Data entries
=== Section Start ===
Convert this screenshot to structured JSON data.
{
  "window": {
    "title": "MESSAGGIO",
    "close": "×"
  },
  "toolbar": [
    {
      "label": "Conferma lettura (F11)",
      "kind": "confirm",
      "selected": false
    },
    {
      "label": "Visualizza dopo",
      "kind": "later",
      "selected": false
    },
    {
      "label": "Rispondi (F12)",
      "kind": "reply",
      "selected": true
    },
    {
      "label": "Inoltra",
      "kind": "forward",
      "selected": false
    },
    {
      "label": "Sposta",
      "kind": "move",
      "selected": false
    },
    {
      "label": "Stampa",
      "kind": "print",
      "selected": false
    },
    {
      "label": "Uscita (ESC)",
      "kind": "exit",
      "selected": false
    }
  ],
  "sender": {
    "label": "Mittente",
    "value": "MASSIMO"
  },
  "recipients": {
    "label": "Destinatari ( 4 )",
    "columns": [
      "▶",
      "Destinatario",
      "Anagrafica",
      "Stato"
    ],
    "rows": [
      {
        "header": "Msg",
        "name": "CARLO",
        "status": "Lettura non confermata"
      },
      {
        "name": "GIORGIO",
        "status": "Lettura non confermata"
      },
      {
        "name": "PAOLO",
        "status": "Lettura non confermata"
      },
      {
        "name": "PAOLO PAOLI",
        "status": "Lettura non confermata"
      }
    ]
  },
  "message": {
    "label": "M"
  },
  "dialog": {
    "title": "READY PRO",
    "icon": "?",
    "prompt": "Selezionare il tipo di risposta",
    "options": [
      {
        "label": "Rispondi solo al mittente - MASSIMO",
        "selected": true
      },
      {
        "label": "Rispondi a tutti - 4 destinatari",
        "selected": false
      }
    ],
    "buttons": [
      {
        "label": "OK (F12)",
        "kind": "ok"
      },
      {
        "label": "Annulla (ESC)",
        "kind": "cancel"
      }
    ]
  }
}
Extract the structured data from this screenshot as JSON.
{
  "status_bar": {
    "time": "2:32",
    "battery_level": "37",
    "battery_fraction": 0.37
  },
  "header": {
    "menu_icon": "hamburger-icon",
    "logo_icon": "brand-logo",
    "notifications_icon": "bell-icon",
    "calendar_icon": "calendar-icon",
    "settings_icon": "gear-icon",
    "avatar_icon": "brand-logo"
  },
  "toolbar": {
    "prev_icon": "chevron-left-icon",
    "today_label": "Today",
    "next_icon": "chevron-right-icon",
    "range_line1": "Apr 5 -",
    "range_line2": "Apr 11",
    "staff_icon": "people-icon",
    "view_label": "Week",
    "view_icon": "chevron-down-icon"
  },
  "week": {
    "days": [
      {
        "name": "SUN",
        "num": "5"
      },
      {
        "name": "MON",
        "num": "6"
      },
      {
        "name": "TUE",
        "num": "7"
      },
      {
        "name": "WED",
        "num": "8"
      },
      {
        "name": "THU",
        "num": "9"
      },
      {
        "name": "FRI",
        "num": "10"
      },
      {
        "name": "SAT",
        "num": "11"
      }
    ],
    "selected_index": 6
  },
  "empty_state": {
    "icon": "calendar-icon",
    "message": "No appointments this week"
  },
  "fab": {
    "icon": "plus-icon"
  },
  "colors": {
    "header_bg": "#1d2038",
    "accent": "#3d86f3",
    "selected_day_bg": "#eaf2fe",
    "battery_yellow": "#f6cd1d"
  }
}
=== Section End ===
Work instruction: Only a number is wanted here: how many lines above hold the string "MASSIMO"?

Written solution: 2